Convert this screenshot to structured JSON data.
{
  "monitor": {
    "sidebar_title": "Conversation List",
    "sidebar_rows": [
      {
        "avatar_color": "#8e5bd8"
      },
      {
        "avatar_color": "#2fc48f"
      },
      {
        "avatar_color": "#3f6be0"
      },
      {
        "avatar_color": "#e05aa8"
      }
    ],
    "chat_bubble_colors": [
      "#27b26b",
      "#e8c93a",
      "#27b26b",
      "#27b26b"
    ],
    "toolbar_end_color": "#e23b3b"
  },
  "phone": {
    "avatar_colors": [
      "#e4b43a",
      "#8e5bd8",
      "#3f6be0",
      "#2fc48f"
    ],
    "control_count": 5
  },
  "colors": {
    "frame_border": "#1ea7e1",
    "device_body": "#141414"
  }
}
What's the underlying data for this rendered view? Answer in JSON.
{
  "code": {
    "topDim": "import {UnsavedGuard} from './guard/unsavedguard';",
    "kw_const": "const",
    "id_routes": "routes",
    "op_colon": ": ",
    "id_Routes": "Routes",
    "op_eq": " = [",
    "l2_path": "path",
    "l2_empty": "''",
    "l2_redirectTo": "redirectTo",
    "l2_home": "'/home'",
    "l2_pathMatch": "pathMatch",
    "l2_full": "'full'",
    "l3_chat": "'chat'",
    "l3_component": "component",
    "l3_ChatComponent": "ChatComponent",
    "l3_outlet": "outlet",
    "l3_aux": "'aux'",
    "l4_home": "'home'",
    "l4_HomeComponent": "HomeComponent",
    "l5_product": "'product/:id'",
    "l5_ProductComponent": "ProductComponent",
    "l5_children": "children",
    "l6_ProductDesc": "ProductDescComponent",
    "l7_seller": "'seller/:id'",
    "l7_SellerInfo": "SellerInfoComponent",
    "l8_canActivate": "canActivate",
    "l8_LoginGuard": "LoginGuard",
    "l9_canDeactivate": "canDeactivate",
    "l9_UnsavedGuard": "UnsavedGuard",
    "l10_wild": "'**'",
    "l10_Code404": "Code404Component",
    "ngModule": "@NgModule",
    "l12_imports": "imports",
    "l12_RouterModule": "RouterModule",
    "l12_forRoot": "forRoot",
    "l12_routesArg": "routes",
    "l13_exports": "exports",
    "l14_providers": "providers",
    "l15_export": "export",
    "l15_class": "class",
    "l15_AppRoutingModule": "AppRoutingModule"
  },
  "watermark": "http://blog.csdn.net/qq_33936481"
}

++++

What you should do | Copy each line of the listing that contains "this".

Exercise answer |
Convert this screenshot to structured JSON data.
What's the underlying data for this rendered view? Answer in JSON.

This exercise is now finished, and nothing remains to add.